■ PROBLEM
Pull every line holding the word "icon" from the data below and copy it.

⟨

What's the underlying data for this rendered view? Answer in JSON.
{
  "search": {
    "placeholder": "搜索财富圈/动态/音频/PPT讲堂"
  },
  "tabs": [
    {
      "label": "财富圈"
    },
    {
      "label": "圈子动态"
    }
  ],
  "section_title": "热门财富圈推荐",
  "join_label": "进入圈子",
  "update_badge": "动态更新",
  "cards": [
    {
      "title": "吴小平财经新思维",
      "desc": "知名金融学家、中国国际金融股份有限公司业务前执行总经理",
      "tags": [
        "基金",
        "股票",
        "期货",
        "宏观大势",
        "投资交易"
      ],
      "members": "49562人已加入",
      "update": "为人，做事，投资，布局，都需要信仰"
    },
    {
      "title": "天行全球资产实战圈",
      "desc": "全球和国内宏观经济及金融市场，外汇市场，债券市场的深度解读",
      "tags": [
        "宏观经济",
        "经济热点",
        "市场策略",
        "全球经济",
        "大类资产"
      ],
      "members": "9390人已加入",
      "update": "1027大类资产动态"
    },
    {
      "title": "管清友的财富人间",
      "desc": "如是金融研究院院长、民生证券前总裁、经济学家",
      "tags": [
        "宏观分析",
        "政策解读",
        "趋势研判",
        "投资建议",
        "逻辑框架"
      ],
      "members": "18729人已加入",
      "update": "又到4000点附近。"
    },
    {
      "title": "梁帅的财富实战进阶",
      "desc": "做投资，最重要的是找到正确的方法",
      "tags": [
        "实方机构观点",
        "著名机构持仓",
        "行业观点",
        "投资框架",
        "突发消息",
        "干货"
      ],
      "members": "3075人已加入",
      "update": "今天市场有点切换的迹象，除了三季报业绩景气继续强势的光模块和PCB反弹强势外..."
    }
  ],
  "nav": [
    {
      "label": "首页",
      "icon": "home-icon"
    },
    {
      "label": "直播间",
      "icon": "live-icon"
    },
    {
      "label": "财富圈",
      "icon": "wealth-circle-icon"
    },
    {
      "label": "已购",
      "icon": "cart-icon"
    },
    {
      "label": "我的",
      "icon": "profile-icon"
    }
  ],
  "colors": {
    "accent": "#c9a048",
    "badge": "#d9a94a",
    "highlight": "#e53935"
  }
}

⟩

■ YOUR RESPONSE
      "icon": "home-icon"
      "icon": "live-icon"
      "icon": "wealth-circle-icon"
      "icon": "cart-icon"
      "icon": "profile-icon"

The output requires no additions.